The gastrointestinal areas most commonly treated with probiotics are irritable bowel, Infective diarrhoea, inflammatory bowel disease, pouchitis and for preventing allergies in children. What has the Cochrane Collaboration said about some of these indications over the last 2 years?
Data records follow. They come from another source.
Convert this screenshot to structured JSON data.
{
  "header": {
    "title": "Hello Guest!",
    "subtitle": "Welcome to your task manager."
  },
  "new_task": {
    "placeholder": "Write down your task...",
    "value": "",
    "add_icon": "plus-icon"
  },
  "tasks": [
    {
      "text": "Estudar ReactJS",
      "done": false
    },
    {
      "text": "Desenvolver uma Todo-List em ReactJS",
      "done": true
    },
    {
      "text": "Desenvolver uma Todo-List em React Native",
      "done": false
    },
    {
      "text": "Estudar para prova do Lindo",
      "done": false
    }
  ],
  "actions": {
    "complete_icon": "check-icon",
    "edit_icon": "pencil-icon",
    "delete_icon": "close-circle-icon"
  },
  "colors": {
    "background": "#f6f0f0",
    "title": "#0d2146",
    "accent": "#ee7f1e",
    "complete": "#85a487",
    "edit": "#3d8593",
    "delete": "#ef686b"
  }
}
  1. Probiotics may be a useful adjunct to rehydration therapy in treating acute infectious diarrhoea.
  2. There is no evidence to support the use of probiotics in the treatment of C. difficile colitis
  3. There is insufficient evidence to make any conclusions about the efficacy of probiotics for induction of remission in Crohn's disease.
  4. There is no statistically significant differences in remission or clinical improvement rates in ulcerative colitis between probiotic and placebo or active comparator groups
  5. In treating acute or chronic pouchitis there is no evidence that probiotics are better than standard antibiotics
  6. For maintaining remission in chronic pouchitis a probiotic was better than placebo
  7. There is insufficient evidence to recommend the addition of probiotics to infant feeds to prevent allergic disease or food hypersensitivity

The use of probiotics in irritable bowel is widespread but in a review published in 2009 by the American College of Gastroenterology on the management of IBS it was concluded that Lactobacillus does not appear to be effective in single organism studies and studies involving combinations of probiotics, though Bifidobacterium demonstrates some efficacy in some situations.

In conclusion the objective data suggests that although probiotics may be “helpful” in some conditions the data is at best suggestive rather than proven. It is often stated that if probiotics do no harm and may help why not use them. This reduces the medical profession to snake oil salesman where truth is negotiable and integrity arbitrary. If we wish to avoid the blindness that led to George Washington’s death we need to adhere to the scientific basis of our profession and re-dedicate ourselves to evidence based medicine.